• [Exercise prompt]: The entire listing is to be repeated verbatim.
....
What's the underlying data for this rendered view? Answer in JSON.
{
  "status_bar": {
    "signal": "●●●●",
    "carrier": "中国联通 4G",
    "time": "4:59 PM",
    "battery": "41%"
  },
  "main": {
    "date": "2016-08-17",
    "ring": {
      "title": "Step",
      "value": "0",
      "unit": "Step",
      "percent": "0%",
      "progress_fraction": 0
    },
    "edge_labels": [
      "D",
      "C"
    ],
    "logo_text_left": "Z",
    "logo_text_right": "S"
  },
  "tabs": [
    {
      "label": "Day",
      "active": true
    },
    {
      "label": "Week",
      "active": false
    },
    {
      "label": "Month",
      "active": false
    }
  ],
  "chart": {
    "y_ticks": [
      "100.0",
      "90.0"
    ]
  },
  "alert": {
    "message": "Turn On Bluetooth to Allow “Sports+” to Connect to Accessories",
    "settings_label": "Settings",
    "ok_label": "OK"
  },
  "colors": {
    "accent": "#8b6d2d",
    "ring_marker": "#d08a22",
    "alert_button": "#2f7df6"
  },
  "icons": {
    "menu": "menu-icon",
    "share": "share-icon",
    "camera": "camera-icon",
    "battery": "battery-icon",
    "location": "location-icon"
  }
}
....
• [Response to this task]:
What's the underlying data for this rendered view? Answer in JSON.
{
  "status_bar": {
    "signal": "●●●●",
    "carrier": "中国联通 4G",
    "time": "4:59 PM",
    "battery": "41%"
  },
  "main": {
    "date": "2016-08-17",
    "ring": {
      "title": "Step",
      "value": "0",
      "unit": "Step",
      "percent": "0%",
      "progress_fraction": 0
    },
    "edge_labels": [
      "D",
      "C"
    ],
    "logo_text_left": "Z",
    "logo_text_right": "S"
  },
  "tabs": [
    {
      "label": "Day",
      "active": true
    },
    {
      "label": "Week",
      "active": false
    },
    {
      "label": "Month",
      "active": false
    }
  ],
  "chart": {
    "y_ticks": [
      "100.0",
      "90.0"
    ]
  },
  "alert": {
    "message": "Turn On Bluetooth to Allow “Sports+” to Connect to Accessories",
    "settings_label": "Settings",
    "ok_label": "OK"
  },
  "colors": {
    "accent": "#8b6d2d",
    "ring_marker": "#d08a22",
    "alert_button": "#2f7df6"
  },
  "icons": {
    "menu": "menu-icon",
    "share": "share-icon",
    "camera": "camera-icon",
    "battery": "battery-icon",
    "location": "location-icon"
  }
}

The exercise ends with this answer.